- _Aim of the task_:
Go over the data and keep only the lines that include "addRuleSet".

App and web page records:

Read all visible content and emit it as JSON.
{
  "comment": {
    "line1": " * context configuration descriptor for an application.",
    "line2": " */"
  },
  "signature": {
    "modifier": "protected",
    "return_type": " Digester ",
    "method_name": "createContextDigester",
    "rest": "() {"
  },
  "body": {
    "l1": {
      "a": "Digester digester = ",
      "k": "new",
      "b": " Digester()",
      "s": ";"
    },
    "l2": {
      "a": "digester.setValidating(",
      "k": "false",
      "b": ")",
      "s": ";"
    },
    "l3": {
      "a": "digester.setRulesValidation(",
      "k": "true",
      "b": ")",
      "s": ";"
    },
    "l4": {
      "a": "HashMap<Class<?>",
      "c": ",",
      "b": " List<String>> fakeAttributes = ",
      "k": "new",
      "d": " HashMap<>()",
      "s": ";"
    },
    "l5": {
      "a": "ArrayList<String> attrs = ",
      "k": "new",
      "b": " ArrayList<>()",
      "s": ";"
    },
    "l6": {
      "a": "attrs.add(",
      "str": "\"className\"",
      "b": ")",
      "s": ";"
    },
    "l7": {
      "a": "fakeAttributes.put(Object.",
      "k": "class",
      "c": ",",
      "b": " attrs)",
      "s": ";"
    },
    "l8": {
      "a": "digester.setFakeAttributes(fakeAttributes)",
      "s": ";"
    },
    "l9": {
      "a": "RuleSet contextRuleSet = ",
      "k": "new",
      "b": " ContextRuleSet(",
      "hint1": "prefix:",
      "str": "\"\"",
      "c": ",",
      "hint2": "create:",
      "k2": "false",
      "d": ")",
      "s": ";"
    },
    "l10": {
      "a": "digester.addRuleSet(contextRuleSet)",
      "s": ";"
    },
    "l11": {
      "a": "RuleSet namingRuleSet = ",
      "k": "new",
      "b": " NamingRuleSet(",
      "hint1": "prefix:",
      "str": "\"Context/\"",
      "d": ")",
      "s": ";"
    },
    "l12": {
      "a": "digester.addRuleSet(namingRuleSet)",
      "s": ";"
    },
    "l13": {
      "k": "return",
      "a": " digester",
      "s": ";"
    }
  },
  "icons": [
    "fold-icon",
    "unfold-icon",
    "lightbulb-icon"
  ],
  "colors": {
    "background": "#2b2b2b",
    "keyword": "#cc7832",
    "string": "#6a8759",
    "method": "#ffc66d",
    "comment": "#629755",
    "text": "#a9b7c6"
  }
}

- _Answer section_:
      "a": "digester.addRuleSet(contextRuleSet)",
      "a": "digester.addRuleSet(namingRuleSet)",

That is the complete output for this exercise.